Formal negotiations began this week around the increasingly significant global trade in “environmental goods”, those technologies seen as environmentally beneficial, including in combating climate change.
Landmark new policies that have sharply curtailed U.S. financing for international coal projects may be rolled back, the result of a sudden, polarised fight over a little-known government agency here.
Environmentalists are formally urging President Barack Obama to enact trade sanctions on Mozambique over the country’s alleged chronic facilitation of elephant and rhinoceros poaching through broad swathes of southern Africa.
Facing what some have dubbed a refugee crisis, President Barack Obama is asking for new powers that would significantly speed up the deportation process for tens of thousands of unaccompanied children recently arrived at the southern U.S. border.
The staff at the International Monetary Fund (IMF) has issued an unusually stark warning over the lack of harmonised global tax policies, pointing out that these gaps are allowing for widespread tax gaming by corporations with particularly negative impacts for developing countries.
The environmental cost of the plastics used by corporations producing consumer goods likely mounts to more than 75 billion dollars a year, according to a first-time valuation released Monday by the United Nations and others.
More than 120 environmental groups from across the globe have offered a comprehensive vision document on how to enact, strengthen and implement sustainability reforms across the paper sector.
The U.S. Supreme Court’s decision to reject an appeal by the Argentine government will embolden aggressive “holdout” creditors, anti-poverty groups say, and make it far more difficult to arrive at debt-relief agreements for poor countries.
U.S. companies newly operating in Myanmar have until the end of the month to file official reports detailing the actions they’ve taken to ensure that their investments comply with safeguards around land, human rights and other concerns.
Major donor countries will unveil next week a new initiative aimed at strengthening the ability of developing countries’ governments to negotiate complex contracts, particularly around the extractives sector.
For the first time, nearly 1,300 U.S. companies have filed reports on whether the products they manufacture or sell are made with minerals that have bankrolled conflict in the Great Lakes region of central Africa.

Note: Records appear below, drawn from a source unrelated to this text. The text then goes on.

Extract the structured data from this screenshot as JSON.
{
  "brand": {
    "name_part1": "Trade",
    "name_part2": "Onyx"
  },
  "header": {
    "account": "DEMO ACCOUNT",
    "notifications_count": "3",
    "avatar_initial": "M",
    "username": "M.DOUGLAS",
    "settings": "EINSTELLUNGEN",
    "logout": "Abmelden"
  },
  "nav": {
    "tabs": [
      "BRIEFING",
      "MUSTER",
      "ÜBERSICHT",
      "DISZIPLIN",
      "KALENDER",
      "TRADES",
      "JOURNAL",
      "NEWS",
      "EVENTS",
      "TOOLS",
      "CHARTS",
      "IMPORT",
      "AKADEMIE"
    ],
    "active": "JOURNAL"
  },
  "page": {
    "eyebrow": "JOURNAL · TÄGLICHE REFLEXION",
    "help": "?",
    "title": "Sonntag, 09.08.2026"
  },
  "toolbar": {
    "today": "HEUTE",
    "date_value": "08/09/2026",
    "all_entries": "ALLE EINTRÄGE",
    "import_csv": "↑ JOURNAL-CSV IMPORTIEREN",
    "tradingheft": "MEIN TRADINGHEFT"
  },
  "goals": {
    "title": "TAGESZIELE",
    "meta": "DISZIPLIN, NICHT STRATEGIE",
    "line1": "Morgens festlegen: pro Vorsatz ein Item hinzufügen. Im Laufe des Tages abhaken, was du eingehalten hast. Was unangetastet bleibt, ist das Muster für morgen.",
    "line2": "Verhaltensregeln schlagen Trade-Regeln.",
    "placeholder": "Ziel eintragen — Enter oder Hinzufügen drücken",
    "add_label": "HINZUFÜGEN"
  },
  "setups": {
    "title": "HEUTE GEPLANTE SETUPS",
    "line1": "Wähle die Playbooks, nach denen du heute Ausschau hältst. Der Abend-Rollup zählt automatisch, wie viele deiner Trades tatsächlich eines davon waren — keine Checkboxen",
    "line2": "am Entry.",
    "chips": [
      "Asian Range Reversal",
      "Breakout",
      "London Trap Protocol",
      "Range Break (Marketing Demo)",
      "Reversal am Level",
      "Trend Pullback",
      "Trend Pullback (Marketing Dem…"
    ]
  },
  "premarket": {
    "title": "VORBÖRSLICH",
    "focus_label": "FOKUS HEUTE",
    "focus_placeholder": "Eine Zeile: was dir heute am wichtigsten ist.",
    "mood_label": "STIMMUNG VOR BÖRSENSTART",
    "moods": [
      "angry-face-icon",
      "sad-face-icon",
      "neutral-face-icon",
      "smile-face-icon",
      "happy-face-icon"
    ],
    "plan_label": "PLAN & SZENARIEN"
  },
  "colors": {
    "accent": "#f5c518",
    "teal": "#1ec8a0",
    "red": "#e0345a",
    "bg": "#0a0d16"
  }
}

U.S. power plants would be required to reduce their carbon-dioxide emissions by almost a third in coming decades, under a landmark proposal that constitutes President Barack Obama’s most significant attempt to counter climate change.
Some 500 global groups are calling for action by governments next month to jumpstart the process of drafting an international treaty to address rights abuses by multinational corporations, following on a related proposal by Ecuador and others.
Two key federal agencies here are in the final stages of approving a new herbicide-resistant crop “system” that would constitute the second phase of genetically engineered agriculture, following an announcement this week.
Lawmakers here may roll back recent landmark reforms to how the United States provides international food aid, despite warnings that doing so would reduce assistance for some two million people worldwide.
A coalition of 134 institutional investors are calling for global corporations to institute new transparency policies throughout their supply chains and to step up assistance to survivors and families still suffering a year after a major fire led to the collapse of a garments factory in Bangladesh, despite repeated warnings from workers.
Consumer advocates, public health workers and environmental groups here are calling on the federal government to take a formal step towards regulating the use of lead in aviation gasoline, despite a failure to do so for nearly two decades.
The United States’ second-highest court has upheld most of a landmark U.S. law requiring companies to ascertain and publicly disclose whether proceeds from minerals used to manufacture their products may be funding conflict in central Africa.
Greenhouse gas emissions rose more quickly between 2000 and 2010 than anytime during the previous three decades, the world’s top climate scientists say, despite a simultaneous strengthening of national legislation around the world aimed at reducing these emissions.
Rights advocates and community leaders, together with some U.S. lawmakers, are urging the United States to take a more robust role in pushing the World Bank to explicitly incorporate human rights into policies that dictate how and when the bank can engage in project lending and technical assistance.
The world’s first hospital to be built and run in a developing country under a public-private partnership is taking up more than half of the health budget in Lesotho, according to new estimates, diverting resources from populations outside of the capital.